Some people in Denmark give and receive Advent presents on the four Sundays of Advent. Most people have a Kalenderlys (an Advent calendar-candle) or a Pakkekalender (gift calendar), which contains 24 small gifts for the children, one for each day until Christmas Eve.
Julekalender (christmas calendar) is a television series with 24 episodes, one shown each day until Christmas Eve. The first Julekalender was shown in 1962. The theme of the Julekalender typically involves someone trying to ruin Christmas and the main characters saving it.
Every year a set of Christmas stamps/stickers/seals called julemærket are sold in December to help raise money for charity. A normal postage stamp is used as well but the julemærket stickers make the post look Christmassy.
Christmas parties are held from 1st November to 24th December. Making cakes and biscuits is popular in the time before Christmas. Gingerbread or vanilla cookies are popular.
Most people go to church on Christmas Eve at about 4pm to hear the Christmas sermon. It is also a tradition to give animals a treat on Christmas Eve, so people go for a walk in the park or woods and give food to the animals and birds.
The main Christmas meal is eaten between 6pm and 8pm and includes roast duck, goose or pork, served with boiled and sweet potatoes, red cabbage, beetroot and cranberry jam/sauce. Most families have a ‘ris á la mande’ (a type of rice pudding made with milk, rice, vanilla, almonds and whipped cream) for dessert. All but one of the almonds are chopped into pieces. The person who finds the whole almond gets a present called a Mandelgave (almond present). Traditionally the little present was a marzipan pig but today is often sweets or a toy.

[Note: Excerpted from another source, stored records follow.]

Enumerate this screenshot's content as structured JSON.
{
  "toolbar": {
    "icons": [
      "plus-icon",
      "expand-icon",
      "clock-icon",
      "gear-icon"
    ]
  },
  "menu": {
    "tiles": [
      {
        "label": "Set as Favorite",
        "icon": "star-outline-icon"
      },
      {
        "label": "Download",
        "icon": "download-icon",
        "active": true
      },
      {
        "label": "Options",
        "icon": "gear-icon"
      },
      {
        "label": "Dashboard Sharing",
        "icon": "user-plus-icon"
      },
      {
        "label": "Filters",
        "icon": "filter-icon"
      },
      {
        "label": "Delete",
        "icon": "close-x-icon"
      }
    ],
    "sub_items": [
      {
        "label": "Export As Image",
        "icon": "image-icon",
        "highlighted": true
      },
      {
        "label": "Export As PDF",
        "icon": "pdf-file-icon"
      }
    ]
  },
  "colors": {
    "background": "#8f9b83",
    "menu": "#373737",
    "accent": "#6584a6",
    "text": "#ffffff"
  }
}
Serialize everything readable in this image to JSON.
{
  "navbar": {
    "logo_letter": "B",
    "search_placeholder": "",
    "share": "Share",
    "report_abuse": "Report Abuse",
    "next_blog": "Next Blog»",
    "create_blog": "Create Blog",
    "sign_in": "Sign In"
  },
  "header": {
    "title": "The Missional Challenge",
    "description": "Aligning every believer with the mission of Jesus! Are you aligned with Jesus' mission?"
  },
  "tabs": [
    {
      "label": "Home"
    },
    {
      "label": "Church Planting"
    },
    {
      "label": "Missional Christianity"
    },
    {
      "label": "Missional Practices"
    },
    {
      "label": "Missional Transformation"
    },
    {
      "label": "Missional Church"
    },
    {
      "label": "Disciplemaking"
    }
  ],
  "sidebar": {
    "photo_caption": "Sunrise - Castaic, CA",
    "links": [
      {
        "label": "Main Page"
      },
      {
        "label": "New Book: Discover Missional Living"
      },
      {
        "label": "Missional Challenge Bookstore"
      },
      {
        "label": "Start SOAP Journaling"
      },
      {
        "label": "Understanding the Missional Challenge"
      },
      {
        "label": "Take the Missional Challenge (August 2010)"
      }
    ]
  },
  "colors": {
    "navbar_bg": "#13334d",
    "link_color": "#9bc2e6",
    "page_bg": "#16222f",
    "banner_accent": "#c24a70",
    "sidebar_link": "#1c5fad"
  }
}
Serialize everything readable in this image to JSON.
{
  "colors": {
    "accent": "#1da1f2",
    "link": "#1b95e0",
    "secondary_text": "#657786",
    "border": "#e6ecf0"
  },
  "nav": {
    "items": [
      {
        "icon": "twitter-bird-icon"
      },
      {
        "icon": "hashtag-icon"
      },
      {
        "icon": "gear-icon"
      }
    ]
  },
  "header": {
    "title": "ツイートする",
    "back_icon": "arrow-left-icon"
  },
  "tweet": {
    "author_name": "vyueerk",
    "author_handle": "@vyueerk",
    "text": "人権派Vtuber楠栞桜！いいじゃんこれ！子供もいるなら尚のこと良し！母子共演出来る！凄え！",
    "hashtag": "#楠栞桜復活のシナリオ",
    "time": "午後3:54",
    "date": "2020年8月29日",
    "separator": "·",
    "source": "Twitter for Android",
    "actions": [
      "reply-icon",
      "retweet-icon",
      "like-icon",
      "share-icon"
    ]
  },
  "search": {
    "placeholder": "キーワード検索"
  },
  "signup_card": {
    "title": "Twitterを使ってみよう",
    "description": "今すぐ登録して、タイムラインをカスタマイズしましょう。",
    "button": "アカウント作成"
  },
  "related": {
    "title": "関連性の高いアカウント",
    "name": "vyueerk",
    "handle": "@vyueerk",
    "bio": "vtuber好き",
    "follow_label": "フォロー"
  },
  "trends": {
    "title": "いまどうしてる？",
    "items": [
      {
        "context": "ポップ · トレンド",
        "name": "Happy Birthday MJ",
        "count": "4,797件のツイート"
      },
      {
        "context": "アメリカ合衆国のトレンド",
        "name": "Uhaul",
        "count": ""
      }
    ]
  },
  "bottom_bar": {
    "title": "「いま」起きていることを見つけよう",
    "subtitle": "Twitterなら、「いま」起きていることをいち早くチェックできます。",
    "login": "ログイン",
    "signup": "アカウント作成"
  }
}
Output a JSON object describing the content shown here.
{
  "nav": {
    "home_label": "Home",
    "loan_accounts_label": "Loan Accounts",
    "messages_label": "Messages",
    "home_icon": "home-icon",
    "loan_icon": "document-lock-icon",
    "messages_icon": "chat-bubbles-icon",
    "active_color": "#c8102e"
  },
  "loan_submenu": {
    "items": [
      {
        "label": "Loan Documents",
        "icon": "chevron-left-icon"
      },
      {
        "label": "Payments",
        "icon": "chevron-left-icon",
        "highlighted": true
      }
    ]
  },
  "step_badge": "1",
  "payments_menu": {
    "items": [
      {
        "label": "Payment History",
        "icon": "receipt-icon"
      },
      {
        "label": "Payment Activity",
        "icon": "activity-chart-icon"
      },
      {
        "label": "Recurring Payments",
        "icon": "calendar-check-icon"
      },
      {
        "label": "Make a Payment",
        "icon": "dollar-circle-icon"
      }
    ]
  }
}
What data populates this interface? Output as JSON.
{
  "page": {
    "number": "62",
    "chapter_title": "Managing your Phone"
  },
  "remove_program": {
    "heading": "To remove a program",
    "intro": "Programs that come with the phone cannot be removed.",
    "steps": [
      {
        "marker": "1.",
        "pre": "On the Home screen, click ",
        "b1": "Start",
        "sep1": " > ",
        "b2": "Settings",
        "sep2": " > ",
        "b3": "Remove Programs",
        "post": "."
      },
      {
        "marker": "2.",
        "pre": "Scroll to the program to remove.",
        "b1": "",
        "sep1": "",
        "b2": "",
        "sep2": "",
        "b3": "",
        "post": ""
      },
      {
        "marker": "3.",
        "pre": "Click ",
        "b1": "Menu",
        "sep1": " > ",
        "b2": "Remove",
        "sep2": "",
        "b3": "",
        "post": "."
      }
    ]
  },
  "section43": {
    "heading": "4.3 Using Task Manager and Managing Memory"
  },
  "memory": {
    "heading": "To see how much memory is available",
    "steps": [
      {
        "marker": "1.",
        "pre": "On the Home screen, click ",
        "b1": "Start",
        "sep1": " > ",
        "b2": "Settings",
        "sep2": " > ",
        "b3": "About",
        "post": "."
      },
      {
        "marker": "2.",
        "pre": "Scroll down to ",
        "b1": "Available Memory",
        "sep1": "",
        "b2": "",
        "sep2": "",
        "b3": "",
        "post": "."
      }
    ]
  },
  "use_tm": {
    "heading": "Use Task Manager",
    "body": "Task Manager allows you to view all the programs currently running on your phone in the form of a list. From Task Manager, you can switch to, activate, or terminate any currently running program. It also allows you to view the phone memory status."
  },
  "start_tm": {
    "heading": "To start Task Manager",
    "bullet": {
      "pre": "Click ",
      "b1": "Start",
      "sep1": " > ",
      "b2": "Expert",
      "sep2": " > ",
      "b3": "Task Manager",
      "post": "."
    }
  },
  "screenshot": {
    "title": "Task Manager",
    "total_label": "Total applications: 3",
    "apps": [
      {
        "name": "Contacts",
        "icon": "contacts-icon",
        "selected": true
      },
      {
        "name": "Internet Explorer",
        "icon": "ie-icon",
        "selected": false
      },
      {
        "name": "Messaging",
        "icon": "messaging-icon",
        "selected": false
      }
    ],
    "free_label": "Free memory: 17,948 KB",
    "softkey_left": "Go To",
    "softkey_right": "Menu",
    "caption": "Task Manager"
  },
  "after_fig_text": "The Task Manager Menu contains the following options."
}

After the meal the lights on the Christmas tree are lit, people might dance around the tree and sing carols and open their presents.
In Denmark, children believe that their presents are brought by the ‘Julemanden’ (which means ‘Christmas Man’ or ‘Yule Man’). He looks similar to Santa Claus and travels with a sleigh and reindeer. He lives in Greenland, likes rice pudding and is helped by ‘nisser’ which are like elves.
In Danish Happy/Merry Christmas is ‘Glædelig Jul’.
A personal story:
By Jamil Ilyas
Q1. What do you have for Christmas dinner?
Christmas eve we normally have an open market in the centre with large Christmas tree and we go there as a family and then go home late ready for Christmas day where we make roast lamb legs, roast chicken, chips for the kids. Grilled and roasted vegetables and potatoes and lots of Danish sweets and we just eat all day. People of different faith would have roasted pork, roasted duck, and mulled wine as part of their Christmas dinner.
Q2. What is your fondest memories of Christmas?
Christmas day is a time for family as everyone is off work. We do lunch with the family and then do a nice long walk with the whole family (generally it is snowing so we have a snowball fight and I love that time of the year)
Q3. What types of presents do you get from friends and family?
For presents we normally give more to the children which is generally toys, books, and Danish Sweets.